It is one of the few British supermarket staples to have bucked the trend during the cost-of-living crisis, with the price of a bunch of bananas no more expensive today than three decades ago. Every country in the world with lower prices than the UK has its producers of the fruit.
The Government has now been accused of pursuing an irresponsible post-Brexit policy that could reduce the price of bananas further in the shops – but at the cost of the livelihoods of thousands of workers on small plantations in some of Africa's poorest countries.
The British market is already dominated by the so-called "dollar banana" producers of Latin America who can sell cheaply, having benefited from rolled-over EU-negotiated free trade deals that have cut the import taxes, or tariffs, on the fruit.
The EU, however, promised in 2019 not to cut tariffs imposed on the big producers any further in recognition of the impact on the smaller African competitors. The UK's exit has freed it from that pledge to the world's poorest.
According to Afruibana, the Pan-African association of banana producers and exporters, all the indications are that the result will be betrayal, with the UK government ditching the EU promise to protect them.
Banana tariff concessions have already been made in the last year to Mexico and Peru as part of the UK's accession to the Comprehensive and Progressive Trans-Pacific Partnership (CPTPP). A trade deal with Australia will see all tariffs lifted within eight years.
The UK government is now engaging in a specific banana tariff review as part of its trade deal with the Andean countries – Colombia, Ecuador and Peru – which the African producers say could wipe out businesses in Ghana, Cameroon and Ivory Coast, countries whose economies are among the least diversified in the world.
The foreign secretary, James Cleverly, has refused to commit the UK to the EU pledge.
Joseph Owona Kono, the president of Afruibana, said: "Afruibana was deeply concerned to see the UK lower banana tariffs for Peru and Mexico as part of its accession to the trans-pacific trade agreement with no consultation with African governments. We are worried that this could signal a departure from the UK's vital and longstanding commitment to support and develop our sector.
"If similar concessions are made in forthcoming negotiations with the UK's already dominant suppliers such as Ecuador, Colombia or Costa Rica, this would lead to less choice for British consumers and will put the livelihoods of thousands of workers, their families and supporting businesses across the African banana sector in grave danger."

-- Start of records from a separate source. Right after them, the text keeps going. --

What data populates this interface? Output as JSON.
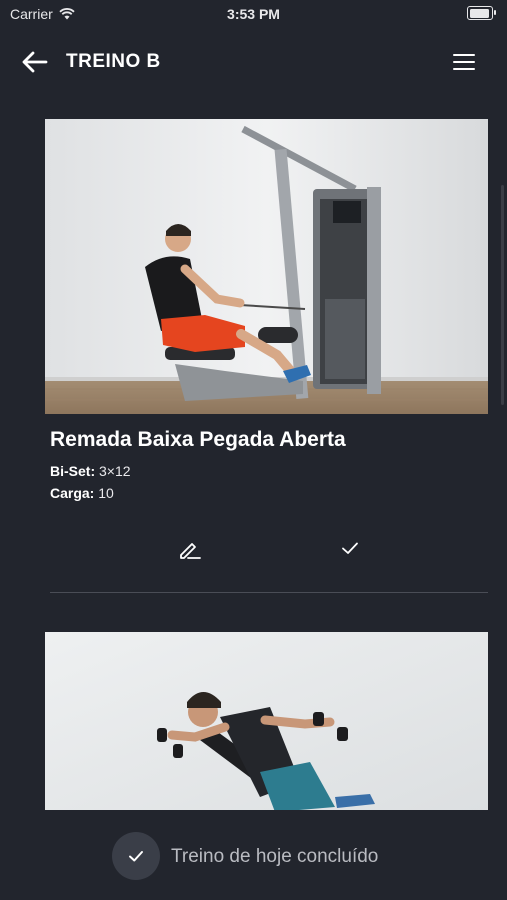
{
  "status_bar": {
    "carrier": "Carrier",
    "time": "3:53 PM"
  },
  "header": {
    "title": "TREINO B",
    "back_icon": "arrow-left-icon",
    "menu_icon": "hamburger-menu-icon"
  },
  "exercises": [
    {
      "name": "Remada Baixa Pegada Aberta",
      "details": [
        {
          "label": "Bi-Set:",
          "value": "3×12"
        },
        {
          "label": "Carga:",
          "value": "10"
        }
      ],
      "actions": [
        {
          "icon": "pencil-icon"
        },
        {
          "icon": "check-icon"
        }
      ]
    },
    {
      "name": "",
      "details": [],
      "actions": []
    }
  ],
  "footer": {
    "completed_label": "Treino de hoje concluído",
    "icon": "check-icon"
  },
  "colors": {
    "background": "#22252d",
    "divider": "#4a4d56",
    "done_circle": "#3a3e48"
  }
}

The highly competitive supermarket sector in the UK, with the decades of price wars during which brands competed for footfall by heavily discounting bananas, has been a significant factor behind the low banana prices enjoyed by British consumers along with the rollover of free trade agreements signed with the EU when the UK was a member state. The ten major retail brands in the UK sell 90% of the bananas.

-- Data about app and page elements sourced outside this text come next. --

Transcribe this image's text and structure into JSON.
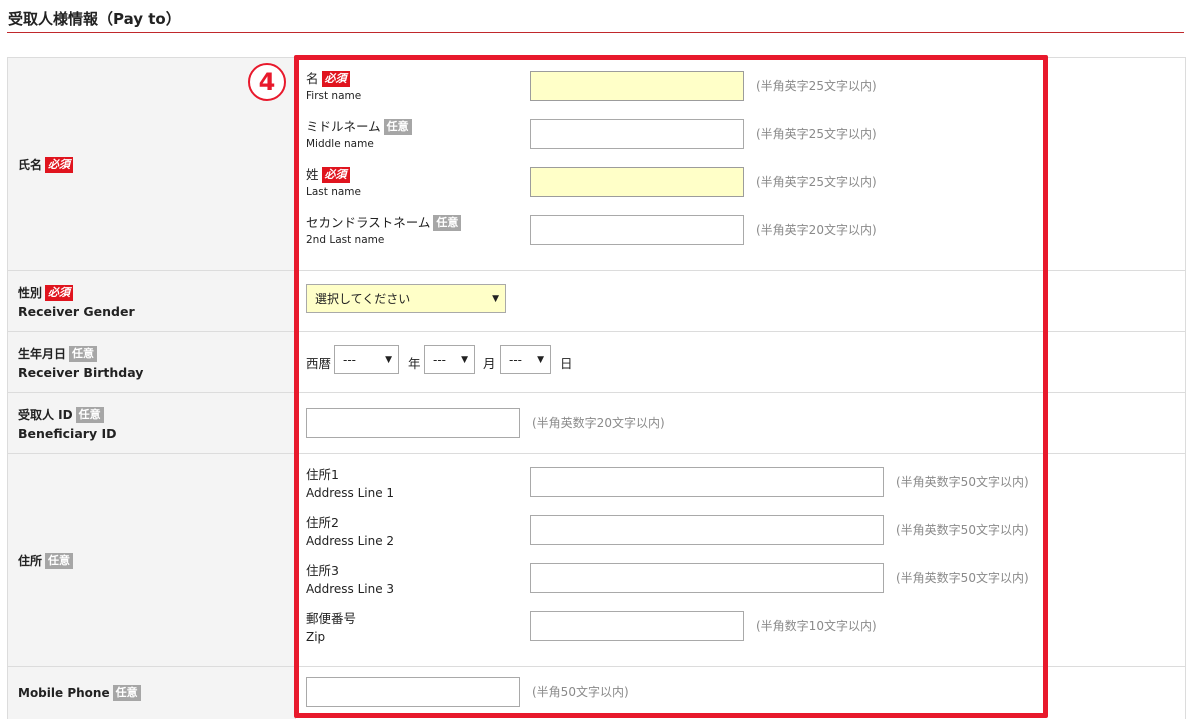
{
  "section": {
    "title": "受取人様情報（Pay to）"
  },
  "badges": {
    "required": "必須",
    "optional": "任意"
  },
  "step": {
    "number": "4"
  },
  "name": {
    "label": "氏名",
    "first": {
      "jp": "名",
      "en": "First name",
      "hint": "(半角英字25文字以内)"
    },
    "middle": {
      "jp": "ミドルネーム",
      "en": "Middle name",
      "hint": "(半角英字25文字以内)"
    },
    "last": {
      "jp": "姓",
      "en": "Last name",
      "hint": "(半角英字25文字以内)"
    },
    "second_last": {
      "jp": "セカンドラストネーム",
      "en": "2nd Last name",
      "hint": "(半角英字20文字以内)"
    }
  },
  "gender": {
    "label_jp": "性別",
    "label_en": "Receiver Gender",
    "select_value": "選択してください"
  },
  "birthday": {
    "label_jp": "生年月日",
    "label_en": "Receiver Birthday",
    "era_label": "西暦",
    "year_value": "---",
    "year_label": "年",
    "month_value": "---",
    "month_label": "月",
    "day_value": "---",
    "day_label": "日"
  },
  "beneficiary": {
    "label_jp": "受取人 ID",
    "label_en": "Beneficiary ID",
    "hint": "(半角英数字20文字以内)"
  },
  "address": {
    "label": "住所",
    "line1": {
      "jp": "住所1",
      "en": "Address Line 1",
      "hint": "(半角英数字50文字以内)"
    },
    "line2": {
      "jp": "住所2",
      "en": "Address Line 2",
      "hint": "(半角英数字50文字以内)"
    },
    "line3": {
      "jp": "住所3",
      "en": "Address Line 3",
      "hint": "(半角英数字50文字以内)"
    },
    "zip": {
      "jp": "郵便番号",
      "en": "Zip",
      "hint": "(半角数字10文字以内)"
    }
  },
  "mobile": {
    "label": "Mobile Phone",
    "hint": "(半角50文字以内)"
  },
  "colors": {
    "accent_red": "#e8192c",
    "required_badge": "#e0141e",
    "optional_badge": "#a6a6a6",
    "required_field_bg": "#ffffc8"
  }
}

Latin American suppliers dominate, with the three top suppliers – Colombia, Costa Rica and Ecuador – accounting for 62.7% of the market.
The 11.5% of the market held by African nations is said by Afruibana to provide more than 80,000 direct and indirect high-quality jobs and to sustain about half a million people in rural areas.
The African producers claim the move to cut costs for Latin American producers will not necessarily lower prices further for the British shopper but will instead be pocketed farther up the line as the cost to the consumer is already so low.
Gareth Thomas, a shadow trade minister, said the disregard for the producers in Africa followed a trend of signing deals without an understanding of the broader repercussions.
He said: "Sadly it isn't surprising that ministers might undermine the prospects of the poorest and particularly those in a key Commonwealth ally. Ministers have given little attention to Africa, having axed the Department for International Development and cut aid funding. This is yet another example of a trade deal Liz Truss and Greg Hands signed without thinking through the long-term implications."
The Windward Islands' smallholder banana industry has already fallen by the wayside amid tariff cuts for others. In 2012, the UK imported 12,146 tonnes from the 30,000 banana farmers on the island of Saint Lucia. By 2022, this had declined by 95% to just 541 tonnes.
A Department for Business and Trade spokesperson said: "The UK is using our trade strategy to support developing countries' economies, while also backing British business and helping consumers. Last year we launched a new developing countries trading scheme to make it better for developing countries to export to the UK and 99% of goods imported from Africa will enter the UK duty free – reducing costs for shoppers at the checkout."
Supermarket staples that have bucked the trend to stay cheap
Bananas per kilo: 115p in September 1990 and today 115p
Cucumbers: 60p in September 1990 and today 83p
Oranges per kilo: 21p in September 1990 and today 43p
Carrots per kilo: 57p in September 1990 and today 66p